What were the reasons behind Turkey’s last coup?

In their first statement, those leaders who organised the coup supported the operation due to the need to stop the growing authoritarianism and the Islamic transformation of the country, both wanted by Erdogan.

About the official reasons of the coup, lots of different hypothesis arose. One in particular was widely shared, telling the story about Erdogan who wanted already start a new bleed-off process and the leaders of the coup who tried to anticipate his actionand  put in place a really botched coup.

This is a simple hypothesis with no certain proof. It is nonetheless built on a solid structure made of various different clues. First of all, the scarce organisation and implementation of the coup; secondly the fact that, within 24 hours of the attack, Erdogan had already ordered the arrest or removal of judges, officials and professors from University, who were not directly involved in the operations – because of that, it seems that the list of names had been already prepared well in advance before the coup.

Furthermore, someone considers quite certain that the coup has been promoted by Erdogan himself in order to increase its real power. Quite often in Turkey, it is possible to hear about a “deep State” – a hide parallel network between the police and secret service, in charge to put in place those attacks and other actions in order to find an easy justification to any repressive measures taken by the President. In more journalistic terms, it is quite easy to hear about a “false flag” in Turkey.

The impact of Turkey’s last coup on the country’s identity and relation with the EU

Something in Turkey has radically changed. In particular, Turkish foreign policy has deeply modified its guidelines and objectives during the last 10 years, becoming untied from the western and European interests. Turkey has been looking for a stronger international identity through the promotion of the country as a new economic power, and broadening its sphere of influence.

The European Union seems not to fully understand that Turkey is less and less aligned to the western and EU foreign policy objectives. The EU has not anymore Turkey in its pocket. The migration policy has failed and the idea of granting visas in return for Turkish control of migration flows has proved weak.

Today, entering the EU is not a priority for Turkey anymore. The government is now well aware of the difficulties of the entire process, while trying to put Turkey to the EU-side. The European Union should stake the whole range of relations with Turkey and not only those related to migration or trade flows – given the wide violation of human rights that brought the country backwards in terms of protection of civil rights and fundamental freedoms.

Turkey’s last coup and the outbreak of a new actor within the world order

In terms of the world order, Turkey’s last coup d’état has changed some relevant aspects in that world area, with particular reference to the different kind of relationships lying between Turkey and, respectively, US and Russia. Turkey pursues different objectives from the European ones or, more in general, from purely western goals. Its bandwagoning activity is well explained by the actions took by Turkey in the context of the Syrian war.

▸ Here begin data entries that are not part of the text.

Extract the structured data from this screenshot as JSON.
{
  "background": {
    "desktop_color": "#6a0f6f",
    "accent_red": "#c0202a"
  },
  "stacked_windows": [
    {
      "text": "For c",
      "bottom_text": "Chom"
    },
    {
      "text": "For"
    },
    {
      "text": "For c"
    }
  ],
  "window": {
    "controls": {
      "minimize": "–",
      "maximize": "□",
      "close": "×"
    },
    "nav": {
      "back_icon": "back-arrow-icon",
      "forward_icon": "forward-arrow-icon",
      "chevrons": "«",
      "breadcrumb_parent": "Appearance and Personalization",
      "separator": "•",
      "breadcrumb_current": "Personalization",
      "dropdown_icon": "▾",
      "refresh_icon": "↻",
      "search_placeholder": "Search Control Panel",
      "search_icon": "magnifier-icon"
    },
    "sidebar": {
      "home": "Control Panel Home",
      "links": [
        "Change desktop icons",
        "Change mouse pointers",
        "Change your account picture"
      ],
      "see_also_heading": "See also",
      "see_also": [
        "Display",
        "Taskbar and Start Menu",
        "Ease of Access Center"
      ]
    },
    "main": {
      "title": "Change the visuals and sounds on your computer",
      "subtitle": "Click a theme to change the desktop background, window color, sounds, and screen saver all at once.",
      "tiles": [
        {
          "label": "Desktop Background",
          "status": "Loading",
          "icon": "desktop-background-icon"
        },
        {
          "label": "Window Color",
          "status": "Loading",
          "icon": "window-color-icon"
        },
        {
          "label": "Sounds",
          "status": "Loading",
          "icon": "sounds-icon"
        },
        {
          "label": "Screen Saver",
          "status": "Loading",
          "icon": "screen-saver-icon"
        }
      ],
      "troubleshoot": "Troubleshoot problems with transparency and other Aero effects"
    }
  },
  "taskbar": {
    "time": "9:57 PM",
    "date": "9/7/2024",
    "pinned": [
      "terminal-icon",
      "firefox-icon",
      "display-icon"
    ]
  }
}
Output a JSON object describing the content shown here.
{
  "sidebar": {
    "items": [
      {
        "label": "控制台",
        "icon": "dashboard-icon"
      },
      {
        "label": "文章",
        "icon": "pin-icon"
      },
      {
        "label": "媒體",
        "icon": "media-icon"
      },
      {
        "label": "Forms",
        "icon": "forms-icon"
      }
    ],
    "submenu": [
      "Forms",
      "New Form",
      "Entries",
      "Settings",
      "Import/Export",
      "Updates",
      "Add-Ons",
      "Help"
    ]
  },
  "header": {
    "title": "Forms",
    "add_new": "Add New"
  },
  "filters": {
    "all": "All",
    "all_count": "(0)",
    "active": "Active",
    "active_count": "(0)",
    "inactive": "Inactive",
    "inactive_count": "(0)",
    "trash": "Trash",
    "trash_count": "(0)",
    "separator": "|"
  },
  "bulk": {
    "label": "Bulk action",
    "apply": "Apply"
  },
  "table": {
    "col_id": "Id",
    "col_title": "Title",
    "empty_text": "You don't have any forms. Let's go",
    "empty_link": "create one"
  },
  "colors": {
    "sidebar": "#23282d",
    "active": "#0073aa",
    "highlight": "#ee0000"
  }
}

Indeed, Turkey is now playing on several geostrategic fronts. First of all, Turkey made a historic rapprochement with Israel, after a long period of tensions after the attack led in 2010 by an Israeli commando against a Turkish ship intending to provide aid to the Gaza Strip, which has been embargoed from 2006. On the other hand, Turkey has (slowly) opened new diplomatic channels with Russia in the immediate aftermath of the coup, putting aside a quite long quarrel.

Not only the old-fashioned belief that Ankara is and will always be allied with the West is unsuitable to the ongoing political context, but it is also completely wrong. Now, Turkey simply behaves to achieve its own interests in every ways and moments it sees fit. Looking at the full picture and the history altogether, the political, diplomatic and ideological structure of the country has radically changed since WWI. This is a true and global trend in which Turkey is fully steeped. Nevertheless, any element of consciousness from the European Union could not be noticed yet.

Giovanni Asmundo

Related Articles

Back to Top